1 Hypomera with basally obliterated lateral antennal grooves..........2
1' Hypomera with strong lateral antennal grooves .......N. humpreyi Muona
2 6th antennomere equal in length to the 7th .................................................3
2' 6th antennomere shorter than the 7th ................................. N. penetrans (LeConte)
3 11th antennomere more than twice longer than wide. Frons with distinct median impression. Pronotum with deep median line and circular impressions on disc ....................................N. collaris Bonvouloir
3' 11th antennomere less than 2 time longer than wide, stouter. Frons with weak median impression.
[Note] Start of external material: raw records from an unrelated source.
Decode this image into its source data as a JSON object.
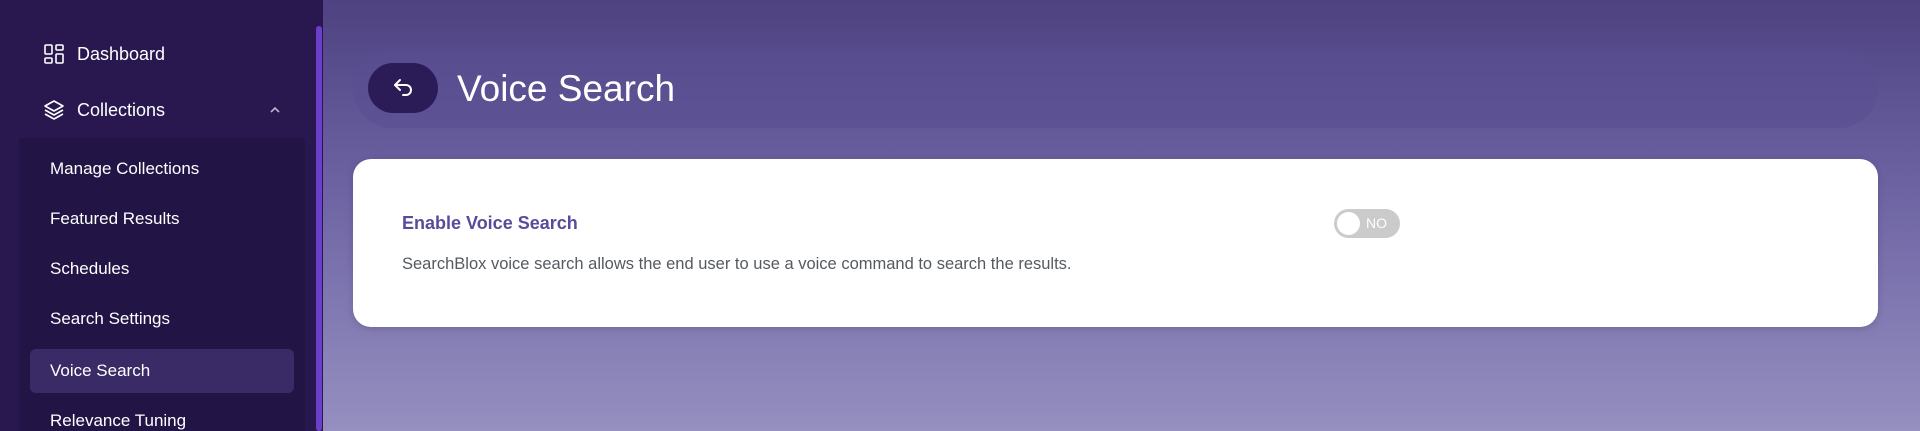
{
  "sidebar": {
    "dashboard_label": "Dashboard",
    "collections_label": "Collections",
    "submenu": [
      {
        "label": "Manage Collections"
      },
      {
        "label": "Featured Results"
      },
      {
        "label": "Schedules"
      },
      {
        "label": "Search Settings"
      },
      {
        "label": "Voice Search"
      },
      {
        "label": "Relevance Tuning"
      }
    ],
    "active_item": "Voice Search"
  },
  "header": {
    "title": "Voice Search",
    "back_icon": "back-arrow-icon"
  },
  "settings": {
    "voice_search": {
      "label": "Enable Voice Search",
      "toggle_text": "NO",
      "enabled": false,
      "description": "SearchBlox voice search allows the end user to use a voice command to search the results."
    }
  },
  "colors": {
    "sidebar_bg": "#28184f",
    "accent": "#6a40c8",
    "label_purple": "#5b4a9a",
    "toggle_off": "#cbcbcb"
  }
}
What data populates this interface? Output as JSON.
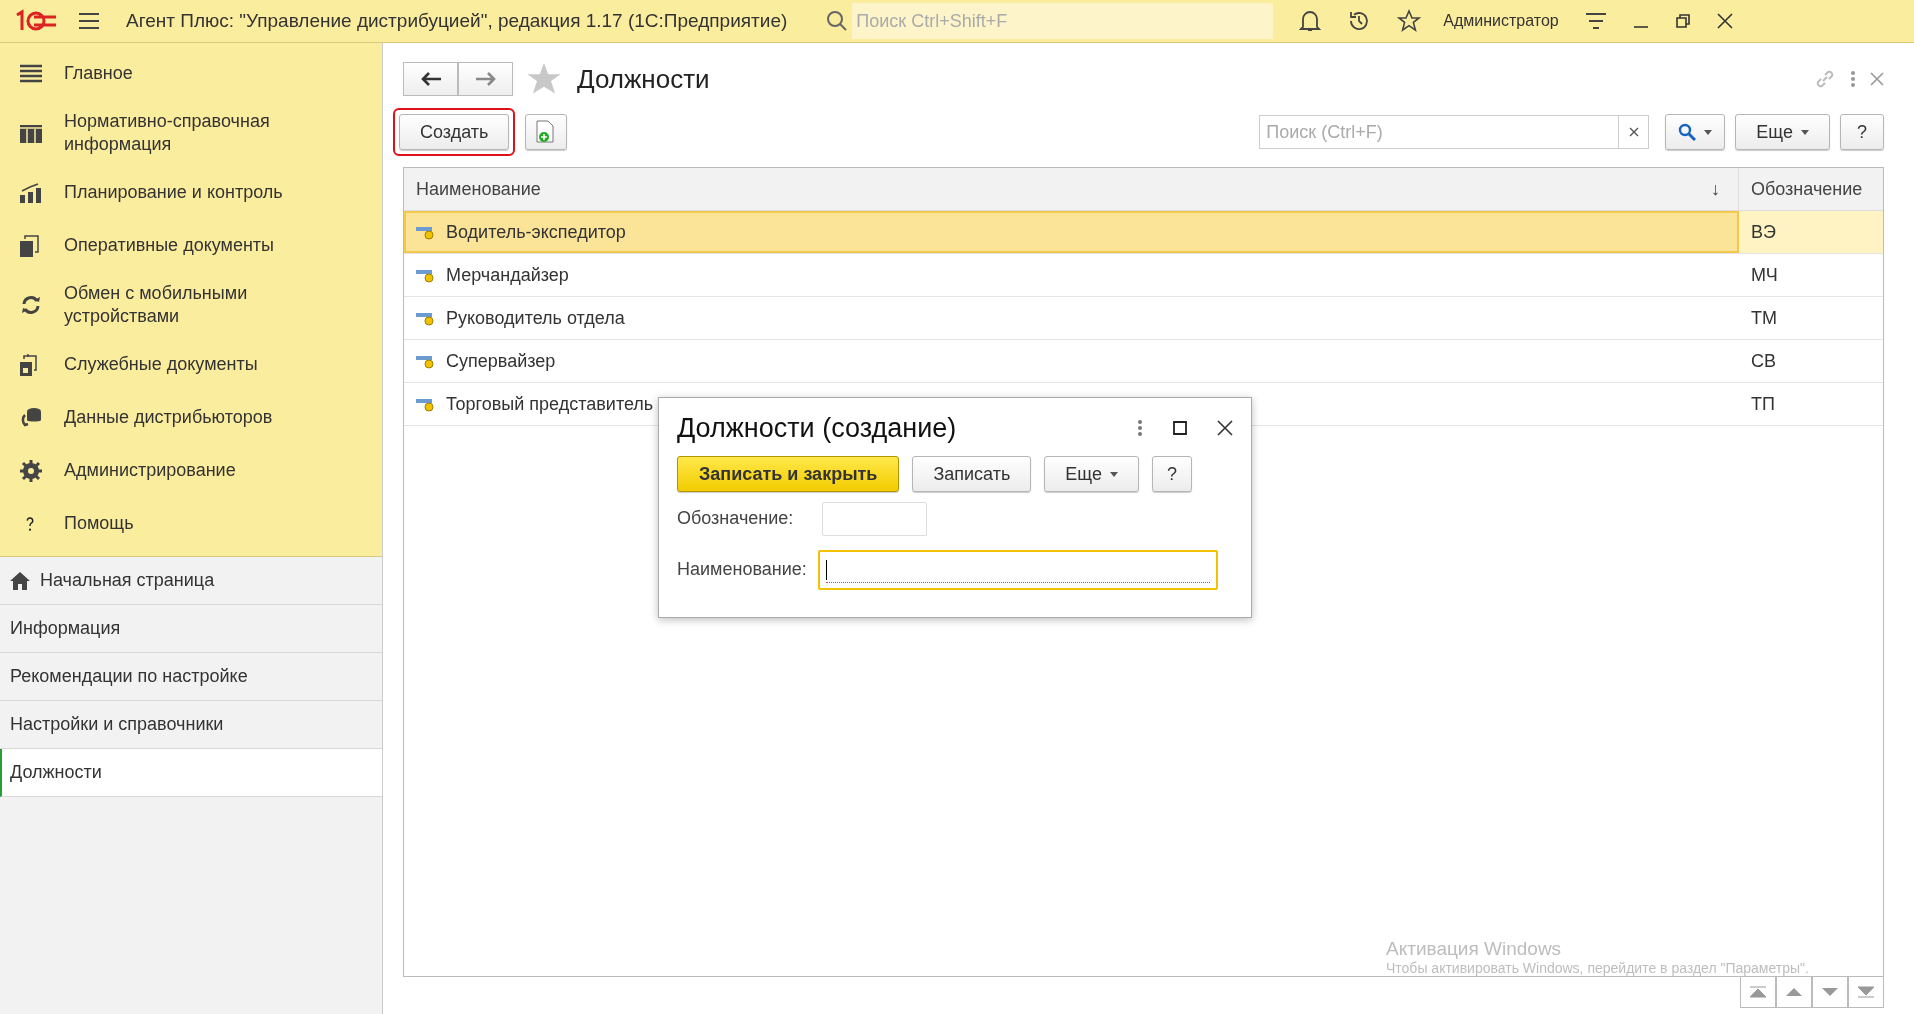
{
  "app": {
    "title": "Агент Плюс: \"Управление дистрибуцией\", редакция 1.17  (1С:Предприятие)",
    "search": {
      "placeholder": "Поиск Ctrl+Shift+F"
    },
    "user": "Администратор"
  },
  "sections": [
    {
      "label": "Главное"
    },
    {
      "label": "Нормативно-справочная информация"
    },
    {
      "label": "Планирование и контроль"
    },
    {
      "label": "Оперативные документы"
    },
    {
      "label": "Обмен с мобильными устройствами"
    },
    {
      "label": "Служебные документы"
    },
    {
      "label": "Данные дистрибьюторов"
    },
    {
      "label": "Администрирование"
    },
    {
      "label": "Помощь"
    }
  ],
  "open_pages": [
    {
      "label": "Начальная страница",
      "selected": false
    },
    {
      "label": "Информация",
      "selected": false
    },
    {
      "label": "Рекомендации по настройке",
      "selected": false
    },
    {
      "label": "Настройки и справочники",
      "selected": false
    },
    {
      "label": "Должности",
      "selected": true
    }
  ],
  "form": {
    "title": "Должности",
    "create_button": {
      "label": "Создать",
      "highlighted": true
    },
    "search": {
      "placeholder": "Поиск (Ctrl+F)"
    },
    "more_button": "Еще",
    "help_button": "?"
  },
  "table": {
    "columns": [
      {
        "label": "Наименование",
        "sort_mark": "↓"
      },
      {
        "label": "Обозначение"
      }
    ],
    "rows": [
      {
        "name": "Водитель-экспедитор",
        "code": "ВЭ",
        "selected": true
      },
      {
        "name": "Мерчандайзер",
        "code": "МЧ",
        "selected": false
      },
      {
        "name": "Руководитель отдела",
        "code": "ТМ",
        "selected": false
      },
      {
        "name": "Супервайзер",
        "code": "СВ",
        "selected": false
      },
      {
        "name": "Торговый представитель",
        "code": "ТП",
        "selected": false
      }
    ]
  },
  "dialog": {
    "title": "Должности (создание)",
    "buttons": [
      {
        "label": "Записать и закрыть",
        "kind": "primary"
      },
      {
        "label": "Записать",
        "kind": "plain"
      },
      {
        "label": "Еще",
        "kind": "menu"
      },
      {
        "label": "?",
        "kind": "plain"
      }
    ],
    "fields": [
      {
        "label": "Обозначение:",
        "kind": "short",
        "focused": false,
        "required": false
      },
      {
        "label": "Наименование:",
        "kind": "long",
        "focused": true,
        "required": true
      }
    ]
  },
  "watermark": {
    "title": "Активация Windows",
    "text": "Чтобы активировать Windows, перейдите в раздел \"Параметры\"."
  }
}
Pronotum with weak median line and circular impressions on disc ...........................N. atropos (Say)
Range
worldwide, most diverse in the Neotropics; in our area, 2 spp. widely distributed across e. NA, 1 sp. has scattered records species (7 US states), and one is a FL endemic(1)
Habitat
Largely found in forested areas
Season
Late March to mid-August
Food
Larvae are believed to utilize logs of various types of deciduous trees.
Works Cited
1.A revision of the Nearctic Eucnemidae
Muona J. 2000. Acta Zoologica Fennica 212: 1-106.